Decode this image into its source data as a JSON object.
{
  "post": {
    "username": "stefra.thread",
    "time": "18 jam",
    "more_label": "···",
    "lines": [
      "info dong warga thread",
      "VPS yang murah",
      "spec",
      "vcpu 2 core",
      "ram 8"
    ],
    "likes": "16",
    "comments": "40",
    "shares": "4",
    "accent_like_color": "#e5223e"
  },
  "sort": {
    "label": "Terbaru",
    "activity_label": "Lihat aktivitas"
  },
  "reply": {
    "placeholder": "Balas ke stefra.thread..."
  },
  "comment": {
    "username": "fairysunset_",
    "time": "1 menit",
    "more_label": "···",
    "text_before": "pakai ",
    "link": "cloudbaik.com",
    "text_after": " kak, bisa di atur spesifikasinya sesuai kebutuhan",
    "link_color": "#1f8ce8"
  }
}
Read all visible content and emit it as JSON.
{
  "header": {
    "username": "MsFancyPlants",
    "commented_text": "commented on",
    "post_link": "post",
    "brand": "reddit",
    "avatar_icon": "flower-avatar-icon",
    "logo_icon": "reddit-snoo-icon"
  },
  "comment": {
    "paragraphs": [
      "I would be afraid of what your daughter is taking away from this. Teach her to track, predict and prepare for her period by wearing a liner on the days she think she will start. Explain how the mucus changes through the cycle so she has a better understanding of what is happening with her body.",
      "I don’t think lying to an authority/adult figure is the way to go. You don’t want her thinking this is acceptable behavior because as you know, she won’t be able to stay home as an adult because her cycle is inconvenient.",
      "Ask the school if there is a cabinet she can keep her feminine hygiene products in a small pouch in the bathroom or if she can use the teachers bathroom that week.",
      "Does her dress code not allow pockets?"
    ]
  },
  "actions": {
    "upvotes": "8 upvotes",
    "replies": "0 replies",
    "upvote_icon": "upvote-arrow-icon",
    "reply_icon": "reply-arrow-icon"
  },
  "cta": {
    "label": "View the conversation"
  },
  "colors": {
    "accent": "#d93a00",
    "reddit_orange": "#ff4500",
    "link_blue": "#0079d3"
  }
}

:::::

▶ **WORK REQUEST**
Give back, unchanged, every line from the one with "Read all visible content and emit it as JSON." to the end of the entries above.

▶ **SOLUTION TO THE EXERCISE**
Read all visible content and emit it as JSON.
{
  "header": {
    "username": "MsFancyPlants",
    "commented_text": "commented on",
    "post_link": "post",
    "brand": "reddit",
    "avatar_icon": "flower-avatar-icon",
    "logo_icon": "reddit-snoo-icon"
  },
  "comment": {
    "paragraphs": [
      "I would be afraid of what your daughter is taking away from this. Teach her to track, predict and prepare for her period by wearing a liner on the days she think she will start. Explain how the mucus changes through the cycle so she has a better understanding of what is happening with her body.",
      "I don’t think lying to an authority/adult figure is the way to go. You don’t want her thinking this is acceptable behavior because as you know, she won’t be able to stay home as an adult because her cycle is inconvenient.",
      "Ask the school if there is a cabinet she can keep her feminine hygiene products in a small pouch in the bathroom or if she can use the teachers bathroom that week.",
      "Does her dress code not allow pockets?"
    ]
  },
  "actions": {
    "upvotes": "8 upvotes",
    "replies": "0 replies",
    "upvote_icon": "upvote-arrow-icon",
    "reply_icon": "reply-arrow-icon"
  },
  "cta": {
    "label": "View the conversation"
  },
  "colors": {
    "accent": "#d93a00",
    "reddit_orange": "#ff4500",
    "link_blue": "#0079d3"
  }
}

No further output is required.